_Data excerpts_
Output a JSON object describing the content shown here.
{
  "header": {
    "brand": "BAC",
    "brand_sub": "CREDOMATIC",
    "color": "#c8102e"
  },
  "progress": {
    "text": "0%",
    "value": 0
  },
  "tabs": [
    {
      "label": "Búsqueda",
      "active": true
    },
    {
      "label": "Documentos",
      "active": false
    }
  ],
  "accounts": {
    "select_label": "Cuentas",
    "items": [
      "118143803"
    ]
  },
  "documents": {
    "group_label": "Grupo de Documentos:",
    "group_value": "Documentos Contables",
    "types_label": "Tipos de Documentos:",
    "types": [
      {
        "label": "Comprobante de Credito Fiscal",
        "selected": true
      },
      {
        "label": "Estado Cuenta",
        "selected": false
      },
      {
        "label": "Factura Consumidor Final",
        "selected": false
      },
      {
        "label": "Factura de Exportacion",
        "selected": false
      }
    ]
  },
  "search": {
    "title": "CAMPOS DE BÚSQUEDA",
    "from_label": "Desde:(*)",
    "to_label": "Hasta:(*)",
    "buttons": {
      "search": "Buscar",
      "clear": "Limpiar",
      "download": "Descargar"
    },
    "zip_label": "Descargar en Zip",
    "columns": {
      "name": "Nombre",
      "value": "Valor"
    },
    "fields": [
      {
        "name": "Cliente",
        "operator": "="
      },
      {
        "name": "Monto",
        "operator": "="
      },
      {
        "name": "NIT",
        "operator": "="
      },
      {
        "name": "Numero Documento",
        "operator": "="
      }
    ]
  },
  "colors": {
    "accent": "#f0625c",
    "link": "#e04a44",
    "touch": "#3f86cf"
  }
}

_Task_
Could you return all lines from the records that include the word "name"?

_Solution to the problem_
      "name": "Nombre",
        "name": "Cliente",
        "name": "Monto",
        "name": "NIT",
        "name": "Numero Documento",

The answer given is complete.